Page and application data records
======

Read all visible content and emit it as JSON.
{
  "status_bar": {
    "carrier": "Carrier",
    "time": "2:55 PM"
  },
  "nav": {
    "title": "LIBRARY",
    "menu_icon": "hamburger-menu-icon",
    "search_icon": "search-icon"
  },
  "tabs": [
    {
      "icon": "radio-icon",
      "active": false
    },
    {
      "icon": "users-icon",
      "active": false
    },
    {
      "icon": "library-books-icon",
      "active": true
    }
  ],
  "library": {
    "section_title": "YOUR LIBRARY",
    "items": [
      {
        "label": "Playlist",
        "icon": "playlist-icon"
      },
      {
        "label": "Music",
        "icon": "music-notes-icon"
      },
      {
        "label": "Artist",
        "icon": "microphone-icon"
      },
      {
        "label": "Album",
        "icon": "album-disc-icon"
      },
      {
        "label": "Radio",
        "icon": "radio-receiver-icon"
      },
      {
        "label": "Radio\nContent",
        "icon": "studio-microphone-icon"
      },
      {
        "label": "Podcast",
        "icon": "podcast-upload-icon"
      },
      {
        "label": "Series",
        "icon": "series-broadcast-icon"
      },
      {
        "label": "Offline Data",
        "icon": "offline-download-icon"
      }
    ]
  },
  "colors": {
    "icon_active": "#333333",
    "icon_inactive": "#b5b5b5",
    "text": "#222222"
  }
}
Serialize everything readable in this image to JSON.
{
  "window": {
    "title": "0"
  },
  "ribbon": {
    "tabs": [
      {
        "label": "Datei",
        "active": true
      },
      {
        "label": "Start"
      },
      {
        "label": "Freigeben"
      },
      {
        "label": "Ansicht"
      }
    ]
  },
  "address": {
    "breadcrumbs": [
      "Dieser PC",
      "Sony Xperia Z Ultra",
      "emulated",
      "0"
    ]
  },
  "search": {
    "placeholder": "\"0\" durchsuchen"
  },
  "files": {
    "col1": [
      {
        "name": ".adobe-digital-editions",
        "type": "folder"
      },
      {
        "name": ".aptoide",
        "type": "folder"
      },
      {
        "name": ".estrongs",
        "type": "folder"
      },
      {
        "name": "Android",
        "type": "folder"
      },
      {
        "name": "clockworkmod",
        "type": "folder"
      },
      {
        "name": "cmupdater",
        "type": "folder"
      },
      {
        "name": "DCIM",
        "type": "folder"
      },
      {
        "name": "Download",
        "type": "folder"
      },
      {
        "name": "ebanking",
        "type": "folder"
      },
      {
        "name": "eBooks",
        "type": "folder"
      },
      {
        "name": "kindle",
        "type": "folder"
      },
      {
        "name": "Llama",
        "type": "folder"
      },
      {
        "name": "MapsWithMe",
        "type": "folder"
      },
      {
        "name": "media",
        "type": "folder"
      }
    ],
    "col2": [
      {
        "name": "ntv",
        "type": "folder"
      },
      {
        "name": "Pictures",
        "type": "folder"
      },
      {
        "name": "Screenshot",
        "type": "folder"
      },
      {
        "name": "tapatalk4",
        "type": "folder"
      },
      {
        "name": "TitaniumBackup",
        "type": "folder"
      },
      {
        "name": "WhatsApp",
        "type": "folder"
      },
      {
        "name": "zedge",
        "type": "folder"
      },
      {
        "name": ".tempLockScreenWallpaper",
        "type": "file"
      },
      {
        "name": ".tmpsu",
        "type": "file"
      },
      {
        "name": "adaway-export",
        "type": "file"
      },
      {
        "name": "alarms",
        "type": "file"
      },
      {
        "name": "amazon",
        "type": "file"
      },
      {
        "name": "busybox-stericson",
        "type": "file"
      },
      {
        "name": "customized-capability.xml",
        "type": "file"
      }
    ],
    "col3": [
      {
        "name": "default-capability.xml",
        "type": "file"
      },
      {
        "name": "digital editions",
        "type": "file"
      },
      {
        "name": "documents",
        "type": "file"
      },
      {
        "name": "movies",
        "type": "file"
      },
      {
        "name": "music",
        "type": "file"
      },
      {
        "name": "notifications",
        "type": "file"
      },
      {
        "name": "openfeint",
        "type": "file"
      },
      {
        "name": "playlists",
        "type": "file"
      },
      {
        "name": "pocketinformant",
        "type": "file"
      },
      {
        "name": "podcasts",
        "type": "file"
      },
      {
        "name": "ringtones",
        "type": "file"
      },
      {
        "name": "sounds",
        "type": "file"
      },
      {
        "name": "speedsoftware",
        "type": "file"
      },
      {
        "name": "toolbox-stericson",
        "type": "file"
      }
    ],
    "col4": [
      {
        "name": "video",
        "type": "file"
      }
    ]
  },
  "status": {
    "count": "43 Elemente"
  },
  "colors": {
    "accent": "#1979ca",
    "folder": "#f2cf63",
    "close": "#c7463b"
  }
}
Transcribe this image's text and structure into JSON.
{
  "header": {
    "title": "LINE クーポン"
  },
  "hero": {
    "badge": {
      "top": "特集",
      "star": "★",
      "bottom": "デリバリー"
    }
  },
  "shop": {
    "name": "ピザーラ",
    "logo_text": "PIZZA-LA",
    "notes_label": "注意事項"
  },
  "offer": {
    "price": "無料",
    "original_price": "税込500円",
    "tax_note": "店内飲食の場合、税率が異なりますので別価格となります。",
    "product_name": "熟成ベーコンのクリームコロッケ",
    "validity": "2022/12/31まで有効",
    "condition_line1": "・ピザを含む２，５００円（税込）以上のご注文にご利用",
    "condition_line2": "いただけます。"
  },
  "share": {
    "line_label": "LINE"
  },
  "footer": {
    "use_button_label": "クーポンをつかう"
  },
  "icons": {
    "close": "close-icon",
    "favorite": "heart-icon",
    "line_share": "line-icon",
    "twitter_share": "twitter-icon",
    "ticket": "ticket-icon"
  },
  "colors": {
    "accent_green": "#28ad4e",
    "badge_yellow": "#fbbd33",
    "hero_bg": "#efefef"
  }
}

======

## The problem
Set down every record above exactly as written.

## Written solution
Read all visible content and emit it as JSON.
{
  "status_bar": {
    "carrier": "Carrier",
    "time": "2:55 PM"
  },
  "nav": {
    "title": "LIBRARY",
    "menu_icon": "hamburger-menu-icon",
    "search_icon": "search-icon"
  },
  "tabs": [
    {
      "icon": "radio-icon",
      "active": false
    },
    {
      "icon": "users-icon",
      "active": false
    },
    {
      "icon": "library-books-icon",
      "active": true
    }
  ],
  "library": {
    "section_title": "YOUR LIBRARY",
    "items": [
      {
        "label": "Playlist",
        "icon": "playlist-icon"
      },
      {
        "label": "Music",
        "icon": "music-notes-icon"
      },
      {
        "label": "Artist",
        "icon": "microphone-icon"
      },
      {
        "label": "Album",
        "icon": "album-disc-icon"
      },
      {
        "label": "Radio",
        "icon": "radio-receiver-icon"
      },
      {
        "label": "Radio\nContent",
        "icon": "studio-microphone-icon"
      },
      {
        "label": "Podcast",
        "icon": "podcast-upload-icon"
      },
      {
        "label": "Series",
        "icon": "series-broadcast-icon"
      },
      {
        "label": "Offline Data",
        "icon": "offline-download-icon"
      }
    ]
  },
  "colors": {
    "icon_active": "#333333",
    "icon_inactive": "#b5b5b5",
    "text": "#222222"
  }
}
Serialize everything readable in this image to JSON.
{
  "window": {
    "title": "0"
  },
  "ribbon": {
    "tabs": [
      {
        "label": "Datei",
        "active": true
      },
      {
        "label": "Start"
      },
      {
        "label": "Freigeben"
      },
      {
        "label": "Ansicht"
      }
    ]
  },
  "address": {
    "breadcrumbs": [
      "Dieser PC",
      "Sony Xperia Z Ultra",
      "emulated",
      "0"
    ]
  },
  "search": {
    "placeholder": "\"0\" durchsuchen"
  },
  "files": {
    "col1": [
      {
        "name": ".adobe-digital-editions",
        "type": "folder"
      },
      {
        "name": ".aptoide",
        "type": "folder"
      },
      {
        "name": ".estrongs",
        "type": "folder"
      },
      {
        "name": "Android",
        "type": "folder"
      },
      {
        "name": "clockworkmod",
        "type": "folder"
      },
      {
        "name": "cmupdater",
        "type": "folder"
      },
      {
        "name": "DCIM",
        "type": "folder"
      },
      {
        "name": "Download",
        "type": "folder"
      },
      {
        "name": "ebanking",
        "type": "folder"
      },
      {
        "name": "eBooks",
        "type": "folder"
      },
      {
        "name": "kindle",
        "type": "folder"
      },
      {
        "name": "Llama",
        "type": "folder"
      },
      {
        "name": "MapsWithMe",
        "type": "folder"
      },
      {
        "name": "media",
        "type": "folder"
      }
    ],
    "col2": [
      {
        "name": "ntv",
        "type": "folder"
      },
      {
        "name": "Pictures",
        "type": "folder"
      },
      {
        "name": "Screenshot",
        "type": "folder"
      },
      {
        "name": "tapatalk4",
        "type": "folder"
      },
      {
        "name": "TitaniumBackup",
        "type": "folder"
      },
      {
        "name": "WhatsApp",
        "type": "folder"
      },
      {
        "name": "zedge",
        "type": "folder"
      },
      {
        "name": ".tempLockScreenWallpaper",
        "type": "file"
      },
      {
        "name": ".tmpsu",
        "type": "file"
      },
      {
        "name": "adaway-export",
        "type": "file"
      },
      {
        "name": "alarms",
        "type": "file"
      },
      {
        "name": "amazon",
        "type": "file"
      },
      {
        "name": "busybox-stericson",
        "type": "file"
      },
      {
        "name": "customized-capability.xml",
        "type": "file"
      }
    ],
    "col3": [
      {
        "name": "default-capability.xml",
        "type": "file"
      },
      {
        "name": "digital editions",
        "type": "file"
      },
      {
        "name": "documents",
        "type": "file"
      },
      {
        "name": "movies",
        "type": "file"
      },
      {
        "name": "music",
        "type": "file"
      },
      {
        "name": "notifications",
        "type": "file"
      },
      {
        "name": "openfeint",
        "type": "file"
      },
      {
        "name": "playlists",
        "type": "file"
      },
      {
        "name": "pocketinformant",
        "type": "file"
      },
      {
        "name": "podcasts",
        "type": "file"
      },
      {
        "name": "ringtones",
        "type": "file"
      },
      {
        "name": "sounds",
        "type": "file"
      },
      {
        "name": "speedsoftware",
        "type": "file"
      },
      {
        "name": "toolbox-stericson",
        "type": "file"
      }
    ],
    "col4": [
      {
        "name": "video",
        "type": "file"
      }
    ]
  },
  "status": {
    "count": "43 Elemente"
  },
  "colors": {
    "accent": "#1979ca",
    "folder": "#f2cf63",
    "close": "#c7463b"
  }
}
Transcribe this image's text and structure into JSON.
{
  "header": {
    "title": "LINE クーポン"
  },
  "hero": {
    "badge": {
      "top": "特集",
      "star": "★",
      "bottom": "デリバリー"
    }
  },
  "shop": {
    "name": "ピザーラ",
    "logo_text": "PIZZA-LA",
    "notes_label": "注意事項"
  },
  "offer": {
    "price": "無料",
    "original_price": "税込500円",
    "tax_note": "店内飲食の場合、税率が異なりますので別価格となります。",
    "product_name": "熟成ベーコンのクリームコロッケ",
    "validity": "2022/12/31まで有効",
    "condition_line1": "・ピザを含む２，５００円（税込）以上のご注文にご利用",
    "condition_line2": "いただけます。"
  },
  "share": {
    "line_label": "LINE"
  },
  "footer": {
    "use_button_label": "クーポンをつかう"
  },
  "icons": {
    "close": "close-icon",
    "favorite": "heart-icon",
    "line_share": "line-icon",
    "twitter_share": "twitter-icon",
    "ticket": "ticket-icon"
  },
  "colors": {
    "accent_green": "#28ad4e",
    "badge_yellow": "#fbbd33",
    "hero_bg": "#efefef"
  }
}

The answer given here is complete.